Community Connections: Building Civic Engagement in Arkansas
November 2012 ENGAGE Magazine
In this edition, we're taking a look at programs and strategies to build volunteerism, civic participation, charitable giving and community connections.
View the full edition online or download a PDF
It's a New Day in Helena, Thanks to Community Volunteers
In Helena, the Blues Festival may be over for another year, but the work to improve the community continues. There are projects aiming to recreate Civil War-era landmarks, promote arts and culture of the Delta and beautify the city, and the list goes on. Volunteers like Gloria Higginbotham don’t intend to stop. “It’s never finished,” said Higginbotham. “You just see something else to do andkeep going.”
Future Fund Gives Young Philanthropists a Chance to Make Their Mark
“Everyone has a philanthropic bone in their body,” said Fayetteville Future Fund charter member Katie Tennant. “More than people ever realize, they want to give back to their community. But many young professionals don’t know how or don’t think they have the means to help. Future Funds pool membership money together to make a bigger impact. You as an individual become a part of the group that IS making a difference.”
Community Engagement is at the C.O.R.E. of Downtown Revitalization
Something is happening in Harrison. Over the past few years, the city has attracted 32 net businesses to the downtown area, including five new restaurants. A streetscaping project has slowed highway traffic through the downtown and increased on-street parking to make the courthouse square more walkable and inviting to customers. Colorful banners tout the downtown’s amenities, and the marquee at the old Lyric Theater flashes coming attractions.The driving force behind the revitalization of Harrison’s downtown is a strategic plan developed by the citizens themselves, under the guidance of a new advocacy organization called Harrison C.O.R.E. (Central Organization for Revitalization and Enhancement).
Arkansas Viewpoints: How can we increase civic participation in Arkansas communities?
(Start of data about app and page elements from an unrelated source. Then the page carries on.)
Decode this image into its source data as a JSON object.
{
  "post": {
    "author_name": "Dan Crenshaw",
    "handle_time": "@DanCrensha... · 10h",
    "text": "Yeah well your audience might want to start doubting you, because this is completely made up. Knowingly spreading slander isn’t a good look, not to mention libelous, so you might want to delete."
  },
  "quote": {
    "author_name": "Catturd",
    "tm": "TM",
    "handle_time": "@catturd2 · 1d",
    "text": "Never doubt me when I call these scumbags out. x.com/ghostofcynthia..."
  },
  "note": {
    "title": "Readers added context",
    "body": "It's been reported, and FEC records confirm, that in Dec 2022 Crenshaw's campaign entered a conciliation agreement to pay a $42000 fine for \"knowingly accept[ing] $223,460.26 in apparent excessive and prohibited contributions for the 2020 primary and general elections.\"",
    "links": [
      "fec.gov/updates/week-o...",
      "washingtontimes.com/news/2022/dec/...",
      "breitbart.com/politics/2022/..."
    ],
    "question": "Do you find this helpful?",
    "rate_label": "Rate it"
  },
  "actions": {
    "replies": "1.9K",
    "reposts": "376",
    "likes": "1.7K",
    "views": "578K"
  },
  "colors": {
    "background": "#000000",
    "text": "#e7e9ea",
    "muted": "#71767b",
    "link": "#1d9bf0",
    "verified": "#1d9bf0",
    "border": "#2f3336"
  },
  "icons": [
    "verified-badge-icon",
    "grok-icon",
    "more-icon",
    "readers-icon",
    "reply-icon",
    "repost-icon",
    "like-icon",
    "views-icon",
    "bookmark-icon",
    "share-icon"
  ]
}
Viewpoints from Bernadette Devone of Arkansas Public Policy Panel and Mireya Reith of Arkansas United Communities Coalition.
Books and Beyond: The Future of Civic Engagement at Arkansas's Public Libraries
Looking for civic engagement? Look no further than the public library. Access is free, information is unlimited and everyone’s invited. Although collections of books and public records remain libraries’ bread and butter, many libraries across the state are embracing the challenge of educating and informing the public in a changing world through new programs and services for all ages.